By Jonathan Ammons
I recently went to the Asheville Art Museum to see an exhibit of Josef Albers color studies, a former Bauhaus artist, refugee, and master color theorist who taught at the Black Mountain College here in Asheville. While we were in the exhibit a small tour of school kids came through with a volunteer teacher talking about the works.
“Now take a look at these two squares” he said, pointing to two yellow squares, one on top of the other. The squares were the same size, one a bright yellow, the other painted blue. Inside each one was a tiny grey rectangle. “What is the difference between these two grey rectangles?”
“That ones darker!” an enthusiastic little girl called out.
“You think that one is darker?” said the man, “come up here and take a closer look. Because they are actually the same color, but because this one has a bright yellow behind it, the grey square looks darker.” To anyone just passing by the piece or with no understanding of Albers work, it just looked like two colored squares, the type of thing stingy old pricks often say is “not art” or “modern art garbage”. But to anyone with a little knowledge of the subject, it is a mind blowing color exercise, and Albers was one of the first to document the idea.
I think we see this a lot with food as well. I remember speaking to some friends who had just been to Curate and were less than impressed. As someone who has never had anything less than an excellent meal there, I asked what happened that so sullied their impressions of the food. “We got the Jamon Iberico, and it was just salty ham!”
“Yes,” I said, “that is what it is supposed to be.”
“It was just salty and fatty and plain.”
If you are not familiar with Jamon Iberico, let me take a moment to explain. This exceedingly costly pork product almost always refers to a 36 month cured leg of a free range black hoofed pig that has been fed only acorns for its entire life. I recently tried pricing one out and it came to around $1,500 for a ten pound leg, not including the shipping. The point and pleasure of this charcuterie is the amount of control that the farmer has had over the exercise and diet of his animals, which produces a rich, fatty meat that has a distinctly unusual flavor.

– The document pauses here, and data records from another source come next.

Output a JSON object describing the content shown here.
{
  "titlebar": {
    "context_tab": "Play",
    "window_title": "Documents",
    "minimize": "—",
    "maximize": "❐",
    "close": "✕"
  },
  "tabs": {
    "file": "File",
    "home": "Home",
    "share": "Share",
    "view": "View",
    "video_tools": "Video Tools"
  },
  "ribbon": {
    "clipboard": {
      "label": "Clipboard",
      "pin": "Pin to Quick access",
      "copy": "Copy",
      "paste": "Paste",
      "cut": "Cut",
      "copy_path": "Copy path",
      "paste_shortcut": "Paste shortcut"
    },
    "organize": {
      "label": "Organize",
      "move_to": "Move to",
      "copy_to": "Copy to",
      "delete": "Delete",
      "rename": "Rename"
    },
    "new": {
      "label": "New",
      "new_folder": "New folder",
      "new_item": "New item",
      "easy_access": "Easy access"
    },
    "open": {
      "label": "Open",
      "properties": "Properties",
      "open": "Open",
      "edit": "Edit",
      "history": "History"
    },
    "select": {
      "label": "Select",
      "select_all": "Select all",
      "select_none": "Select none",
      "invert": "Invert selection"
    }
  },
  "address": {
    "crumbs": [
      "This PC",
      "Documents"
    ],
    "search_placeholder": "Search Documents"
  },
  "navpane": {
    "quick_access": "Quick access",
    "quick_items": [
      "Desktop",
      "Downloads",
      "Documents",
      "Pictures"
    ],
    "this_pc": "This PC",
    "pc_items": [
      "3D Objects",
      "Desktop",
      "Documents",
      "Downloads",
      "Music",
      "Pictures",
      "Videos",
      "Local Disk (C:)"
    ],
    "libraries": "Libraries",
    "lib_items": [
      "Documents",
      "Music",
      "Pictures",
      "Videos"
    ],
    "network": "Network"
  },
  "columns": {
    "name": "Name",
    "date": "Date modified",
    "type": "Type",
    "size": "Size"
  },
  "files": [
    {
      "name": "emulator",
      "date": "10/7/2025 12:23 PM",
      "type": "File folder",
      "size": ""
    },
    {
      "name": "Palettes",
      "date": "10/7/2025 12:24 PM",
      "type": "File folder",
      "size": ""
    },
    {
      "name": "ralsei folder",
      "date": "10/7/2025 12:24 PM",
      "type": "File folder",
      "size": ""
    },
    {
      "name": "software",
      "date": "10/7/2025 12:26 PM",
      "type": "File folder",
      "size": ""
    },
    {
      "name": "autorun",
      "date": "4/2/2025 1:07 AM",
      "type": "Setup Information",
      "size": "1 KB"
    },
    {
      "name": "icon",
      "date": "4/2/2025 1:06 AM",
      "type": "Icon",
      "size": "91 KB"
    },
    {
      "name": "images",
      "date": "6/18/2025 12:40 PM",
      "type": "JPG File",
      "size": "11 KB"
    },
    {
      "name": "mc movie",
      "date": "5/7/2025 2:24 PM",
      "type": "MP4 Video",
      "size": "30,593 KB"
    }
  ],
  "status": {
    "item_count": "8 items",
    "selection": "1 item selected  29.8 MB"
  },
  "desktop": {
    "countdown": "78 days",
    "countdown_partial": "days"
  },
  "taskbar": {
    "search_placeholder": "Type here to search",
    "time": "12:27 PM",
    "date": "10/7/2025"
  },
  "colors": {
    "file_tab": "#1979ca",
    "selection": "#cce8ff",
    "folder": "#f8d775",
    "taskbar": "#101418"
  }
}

Now, I eat a lot of Charcuterie. It is hard for me to go to a restaurant or cafe that claims to make their own or has an interesting selection and not spend $50 on salty, fatty, aged animal products. So I do have the benefit of having experienced a lot of cured meats. But if someone’s only real experience with cured meat is their BLT at Waffle House or the cappicolo on their Lenny’s sub sandwich, then of course they would have no frame of reference as to why the expensive plate of thinly sliced pork product is so good and would understandably deem it “over rated.” It is easy to fathom why someone with no experience would be perplexed at the concept of paying $14 for a small sampling of something that, as far as they know, doesn’t seem much different than the stuff they put on their cold cut sandwiches.
But let’s take that a step further. Say that same person were to walk into Table or Imperial Life and have the charcuterie there? Assortments of pattes and cures, spread on a long wooden board… Would they complain about that too? Would they have a frame of reference? Lots of people claim to make “house charcuterie” but it often turns out watery or over spiced. It is extremely rare to get something as cleanly and accurately processed and assembled as artfully or skillfully as David’s charcuterie. I think anyone who has had a pate before can immediately assess the quality, but what would I have thought back when I did not have the decade of experience shoving foie gras in my mouth? Would it have been something I would have just glossed over and lost interest in? Would I have been that dumb ass that complained vocally online that the King James Public House served him cold pate?
Similarly, I’ll address the idea of a consomme. I love a good consomme. A simple dish of clarified stock in which the addition of meat, vegetables or herbs is considered a garnish rather than the focus of the dish. The focus is on the stock. And stock is an art form in and of itself, often known as the backbone of all cooking. To clarify that stock, it takes time, patience and dedication. It is truly a labour of love. I have sat at coursed dinners with people and when I see a consomme delivered to the table, I always get excited, but often times other guests will look at the bowl and say things like “It’s just broth! It’s like hospital food!” That’s about the point that I slam the palm of my hand into my face. Because what is in that bowl is not just chicken broth straight out of the can from Sysco, rather it is a finely crafted liquid infused with meat, fat, fresh vegetables, herbs and spices over the course of hours. Then it is painstakingly clarified over the course of even more hours until it is clear and beautiful, reduced so as to pack the most flavor into every slurp from your spoon.
I have learned that there are many small details in food and drink that I have often breezed right by because I did not have the knowledge to fully understand how to even begin to taste what made that dish or that drink special or unique. I always laugh when I hear people trash Four Roses Bourbon and then order a Bulleit Bourbon seeing how Four Roses makes Bulleit and Bulleit is actually only Four Roses Yellow Label bottled at a different proofs.
I guess my point is, don’t feel the need to evaluate something before you understand it. There is no pain or shame in looking at something and saying, “I don’t know what to think just yet.” After all, you sure don’t want to be that guy pointing at the Josef Albers painting and saying, “it’s just a bunch of squares? Where’s the art in that?”